----- Entries shown

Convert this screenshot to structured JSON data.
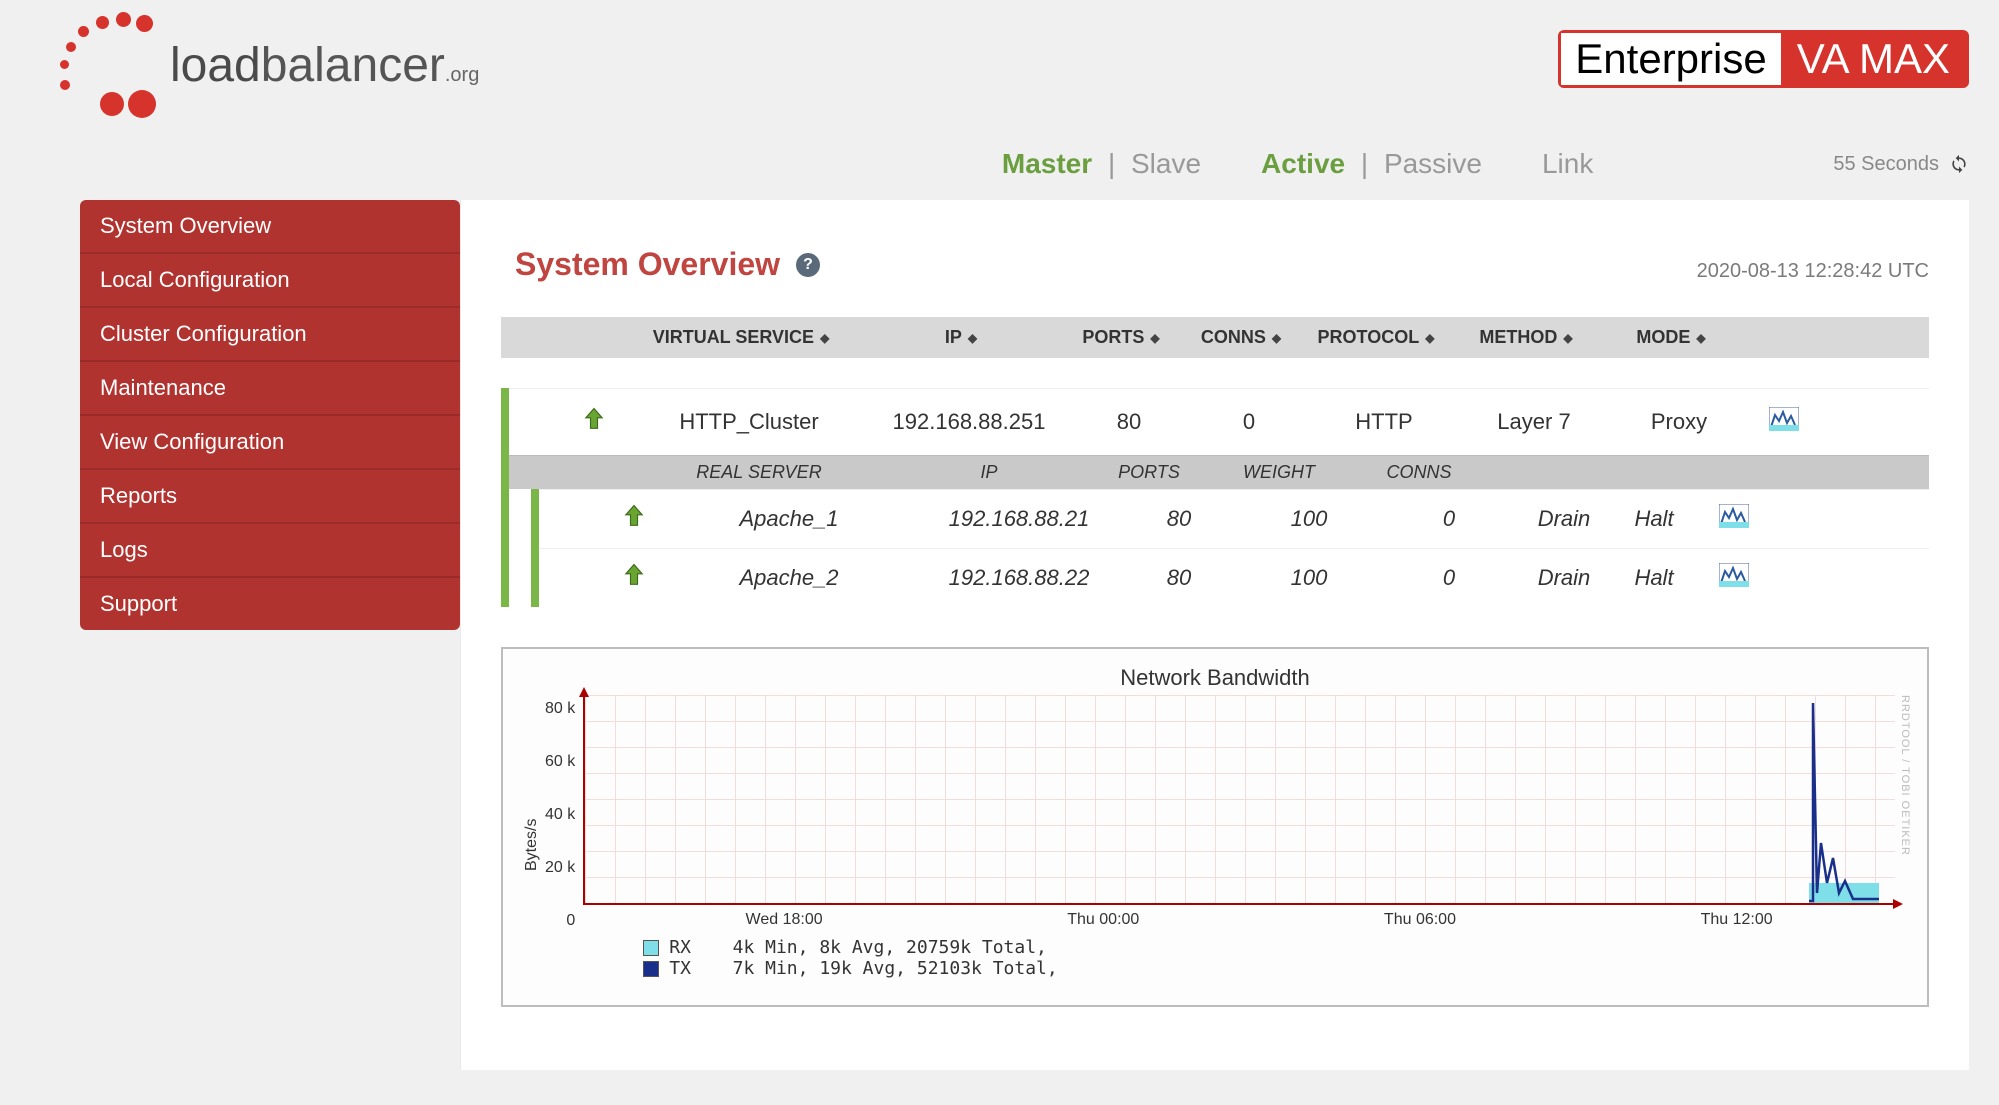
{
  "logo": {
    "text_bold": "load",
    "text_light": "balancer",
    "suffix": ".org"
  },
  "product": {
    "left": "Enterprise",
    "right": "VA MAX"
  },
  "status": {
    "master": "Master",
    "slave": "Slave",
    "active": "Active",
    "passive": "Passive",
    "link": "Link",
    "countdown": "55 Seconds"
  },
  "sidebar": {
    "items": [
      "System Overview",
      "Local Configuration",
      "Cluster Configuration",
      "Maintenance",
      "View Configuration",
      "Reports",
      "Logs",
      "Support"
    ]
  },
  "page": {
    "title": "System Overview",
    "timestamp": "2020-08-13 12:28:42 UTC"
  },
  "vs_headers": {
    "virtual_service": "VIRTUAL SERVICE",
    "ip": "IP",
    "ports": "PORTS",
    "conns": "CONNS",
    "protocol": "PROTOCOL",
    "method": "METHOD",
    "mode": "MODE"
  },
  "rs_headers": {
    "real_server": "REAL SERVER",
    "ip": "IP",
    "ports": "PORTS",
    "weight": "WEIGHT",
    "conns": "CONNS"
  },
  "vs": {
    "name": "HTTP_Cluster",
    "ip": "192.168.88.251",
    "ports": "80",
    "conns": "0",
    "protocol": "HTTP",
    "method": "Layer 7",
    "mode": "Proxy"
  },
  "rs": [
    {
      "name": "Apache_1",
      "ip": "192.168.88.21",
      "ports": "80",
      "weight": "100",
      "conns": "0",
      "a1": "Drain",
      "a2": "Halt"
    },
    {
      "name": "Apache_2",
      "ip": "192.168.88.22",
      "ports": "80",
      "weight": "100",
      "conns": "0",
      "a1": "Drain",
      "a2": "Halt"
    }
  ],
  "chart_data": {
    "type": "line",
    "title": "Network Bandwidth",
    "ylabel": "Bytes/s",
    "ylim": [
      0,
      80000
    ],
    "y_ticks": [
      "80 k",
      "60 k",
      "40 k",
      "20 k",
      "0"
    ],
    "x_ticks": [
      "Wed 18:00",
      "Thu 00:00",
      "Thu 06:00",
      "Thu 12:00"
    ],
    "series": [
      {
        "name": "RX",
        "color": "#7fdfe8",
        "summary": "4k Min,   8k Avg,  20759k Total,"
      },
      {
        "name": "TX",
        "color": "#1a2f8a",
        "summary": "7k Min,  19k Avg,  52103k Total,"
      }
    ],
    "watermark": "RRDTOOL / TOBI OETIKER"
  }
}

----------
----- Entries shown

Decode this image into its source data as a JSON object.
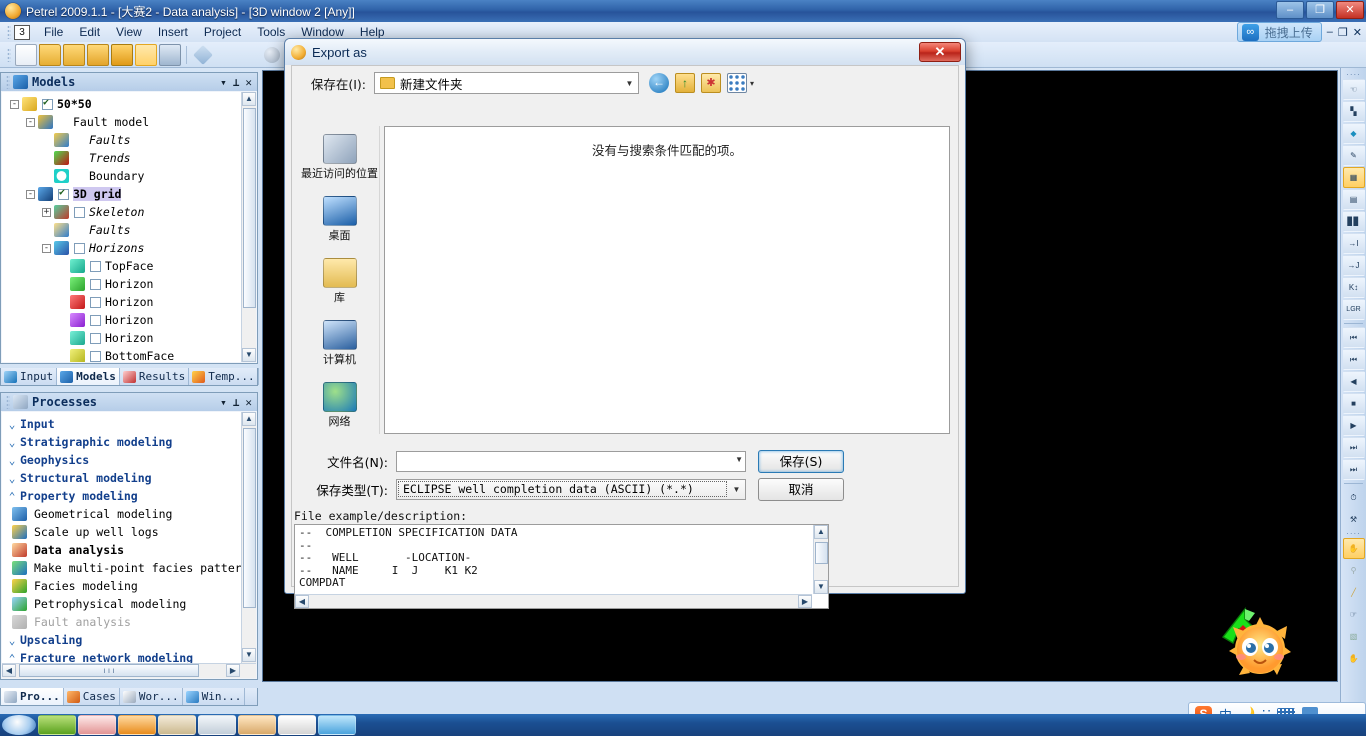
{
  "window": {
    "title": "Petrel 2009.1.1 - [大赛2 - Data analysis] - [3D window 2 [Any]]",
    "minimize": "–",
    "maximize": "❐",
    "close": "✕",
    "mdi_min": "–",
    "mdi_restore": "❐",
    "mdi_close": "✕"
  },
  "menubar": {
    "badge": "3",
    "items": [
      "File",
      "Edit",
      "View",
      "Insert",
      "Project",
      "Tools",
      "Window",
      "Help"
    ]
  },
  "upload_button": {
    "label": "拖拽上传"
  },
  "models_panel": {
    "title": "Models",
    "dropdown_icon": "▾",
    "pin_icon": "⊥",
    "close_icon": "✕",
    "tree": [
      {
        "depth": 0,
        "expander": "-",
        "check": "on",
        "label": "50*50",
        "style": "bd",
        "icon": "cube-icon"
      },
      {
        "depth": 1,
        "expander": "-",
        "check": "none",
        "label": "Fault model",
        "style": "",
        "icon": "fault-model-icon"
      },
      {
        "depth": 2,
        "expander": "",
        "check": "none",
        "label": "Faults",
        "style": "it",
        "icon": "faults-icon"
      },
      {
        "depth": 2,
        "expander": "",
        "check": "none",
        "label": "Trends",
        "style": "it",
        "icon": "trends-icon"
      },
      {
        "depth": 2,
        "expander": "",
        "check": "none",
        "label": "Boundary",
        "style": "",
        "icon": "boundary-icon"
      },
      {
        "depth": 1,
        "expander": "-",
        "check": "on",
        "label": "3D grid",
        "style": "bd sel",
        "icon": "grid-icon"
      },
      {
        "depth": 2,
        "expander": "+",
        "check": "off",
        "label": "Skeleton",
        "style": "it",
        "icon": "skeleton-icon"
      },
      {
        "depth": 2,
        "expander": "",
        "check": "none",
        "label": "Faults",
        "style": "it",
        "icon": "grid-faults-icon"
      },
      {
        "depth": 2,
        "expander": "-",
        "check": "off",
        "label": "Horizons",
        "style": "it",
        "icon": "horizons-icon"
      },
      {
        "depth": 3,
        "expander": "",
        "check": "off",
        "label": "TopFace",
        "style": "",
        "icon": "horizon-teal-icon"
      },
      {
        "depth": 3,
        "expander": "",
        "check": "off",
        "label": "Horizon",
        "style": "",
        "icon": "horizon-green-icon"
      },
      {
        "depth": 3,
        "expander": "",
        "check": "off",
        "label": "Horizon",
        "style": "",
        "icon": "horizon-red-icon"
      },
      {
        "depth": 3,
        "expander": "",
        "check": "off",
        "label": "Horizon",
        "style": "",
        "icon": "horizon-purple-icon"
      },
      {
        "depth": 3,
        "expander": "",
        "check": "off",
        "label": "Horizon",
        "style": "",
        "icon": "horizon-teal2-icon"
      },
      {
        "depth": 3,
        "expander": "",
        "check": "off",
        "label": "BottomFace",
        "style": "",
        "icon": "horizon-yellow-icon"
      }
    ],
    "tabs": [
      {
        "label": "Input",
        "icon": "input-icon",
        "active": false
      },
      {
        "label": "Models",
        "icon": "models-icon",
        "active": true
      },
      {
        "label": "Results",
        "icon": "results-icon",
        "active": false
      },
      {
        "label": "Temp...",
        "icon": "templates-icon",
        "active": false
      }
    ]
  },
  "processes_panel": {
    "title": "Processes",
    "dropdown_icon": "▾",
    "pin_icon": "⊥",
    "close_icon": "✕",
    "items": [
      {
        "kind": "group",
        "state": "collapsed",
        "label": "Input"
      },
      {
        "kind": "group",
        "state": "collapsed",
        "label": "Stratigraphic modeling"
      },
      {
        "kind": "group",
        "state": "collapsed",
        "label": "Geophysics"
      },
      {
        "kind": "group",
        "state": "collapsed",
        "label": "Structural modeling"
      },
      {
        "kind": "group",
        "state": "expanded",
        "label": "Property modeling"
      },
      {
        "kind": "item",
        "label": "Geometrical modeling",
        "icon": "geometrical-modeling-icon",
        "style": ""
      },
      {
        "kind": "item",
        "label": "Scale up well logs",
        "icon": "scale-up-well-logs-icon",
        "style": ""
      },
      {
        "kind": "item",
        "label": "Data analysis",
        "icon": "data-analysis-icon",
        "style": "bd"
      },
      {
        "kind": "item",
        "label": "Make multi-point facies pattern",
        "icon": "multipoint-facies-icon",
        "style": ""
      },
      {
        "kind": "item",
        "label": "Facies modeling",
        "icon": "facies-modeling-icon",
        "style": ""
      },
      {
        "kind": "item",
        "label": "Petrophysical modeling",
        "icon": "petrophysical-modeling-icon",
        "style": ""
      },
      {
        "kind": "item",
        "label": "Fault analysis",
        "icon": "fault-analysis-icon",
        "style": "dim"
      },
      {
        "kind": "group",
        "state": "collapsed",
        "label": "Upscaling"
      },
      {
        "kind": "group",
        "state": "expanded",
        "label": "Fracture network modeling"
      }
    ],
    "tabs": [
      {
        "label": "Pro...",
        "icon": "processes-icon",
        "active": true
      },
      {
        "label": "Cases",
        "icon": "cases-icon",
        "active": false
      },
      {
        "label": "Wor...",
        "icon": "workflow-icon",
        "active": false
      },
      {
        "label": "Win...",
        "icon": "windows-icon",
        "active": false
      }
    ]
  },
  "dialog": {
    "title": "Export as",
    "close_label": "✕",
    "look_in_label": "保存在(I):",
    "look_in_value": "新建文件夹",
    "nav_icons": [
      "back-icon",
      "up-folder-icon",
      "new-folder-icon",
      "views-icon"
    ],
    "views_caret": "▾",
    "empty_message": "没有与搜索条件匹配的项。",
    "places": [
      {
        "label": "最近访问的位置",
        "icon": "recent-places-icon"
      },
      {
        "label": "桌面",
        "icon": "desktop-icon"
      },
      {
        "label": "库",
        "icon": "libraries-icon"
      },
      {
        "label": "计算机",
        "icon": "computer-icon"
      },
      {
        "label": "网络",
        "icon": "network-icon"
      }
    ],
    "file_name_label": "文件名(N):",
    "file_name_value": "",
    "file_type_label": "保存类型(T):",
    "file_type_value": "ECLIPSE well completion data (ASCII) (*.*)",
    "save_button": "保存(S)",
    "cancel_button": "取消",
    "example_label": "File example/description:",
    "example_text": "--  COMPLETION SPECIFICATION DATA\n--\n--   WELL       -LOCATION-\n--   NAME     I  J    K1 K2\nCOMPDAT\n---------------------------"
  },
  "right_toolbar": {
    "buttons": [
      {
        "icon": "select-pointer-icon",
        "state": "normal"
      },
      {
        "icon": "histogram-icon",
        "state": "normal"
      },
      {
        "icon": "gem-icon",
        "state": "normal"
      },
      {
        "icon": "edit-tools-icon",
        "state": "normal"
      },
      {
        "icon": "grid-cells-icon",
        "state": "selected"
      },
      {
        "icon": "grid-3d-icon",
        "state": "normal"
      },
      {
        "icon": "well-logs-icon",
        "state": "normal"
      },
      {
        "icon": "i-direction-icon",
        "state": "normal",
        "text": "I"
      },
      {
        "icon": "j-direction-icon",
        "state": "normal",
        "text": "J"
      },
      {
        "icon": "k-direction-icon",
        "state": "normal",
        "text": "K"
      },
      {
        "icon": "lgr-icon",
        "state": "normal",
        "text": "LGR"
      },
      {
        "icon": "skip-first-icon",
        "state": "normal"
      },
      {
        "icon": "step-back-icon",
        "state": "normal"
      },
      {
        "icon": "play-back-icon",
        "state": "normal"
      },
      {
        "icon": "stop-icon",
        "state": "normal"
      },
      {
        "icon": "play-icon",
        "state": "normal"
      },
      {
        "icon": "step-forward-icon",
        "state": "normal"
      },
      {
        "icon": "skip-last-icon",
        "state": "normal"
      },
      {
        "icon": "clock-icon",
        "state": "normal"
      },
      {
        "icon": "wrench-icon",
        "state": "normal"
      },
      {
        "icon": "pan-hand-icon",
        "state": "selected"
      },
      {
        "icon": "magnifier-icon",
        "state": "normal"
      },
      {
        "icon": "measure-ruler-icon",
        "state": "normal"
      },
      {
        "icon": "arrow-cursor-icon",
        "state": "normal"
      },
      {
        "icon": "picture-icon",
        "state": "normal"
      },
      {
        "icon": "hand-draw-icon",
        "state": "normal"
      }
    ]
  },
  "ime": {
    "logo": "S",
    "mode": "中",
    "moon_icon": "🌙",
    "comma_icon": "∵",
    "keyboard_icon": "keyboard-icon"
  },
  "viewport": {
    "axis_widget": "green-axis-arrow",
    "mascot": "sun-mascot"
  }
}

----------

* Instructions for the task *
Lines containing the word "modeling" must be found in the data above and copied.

* Answer to the exercise *
        "label": "Stratigraphic modeling"
        "label": "Structural modeling"
        "label": "Property modeling"
        "label": "Geometrical modeling",
        "icon": "geometrical-modeling-icon",
        "label": "Facies modeling",
        "icon": "facies-modeling-icon",
        "label": "Petrophysical modeling",
        "icon": "petrophysical-modeling-icon",
        "label": "Fracture network modeling"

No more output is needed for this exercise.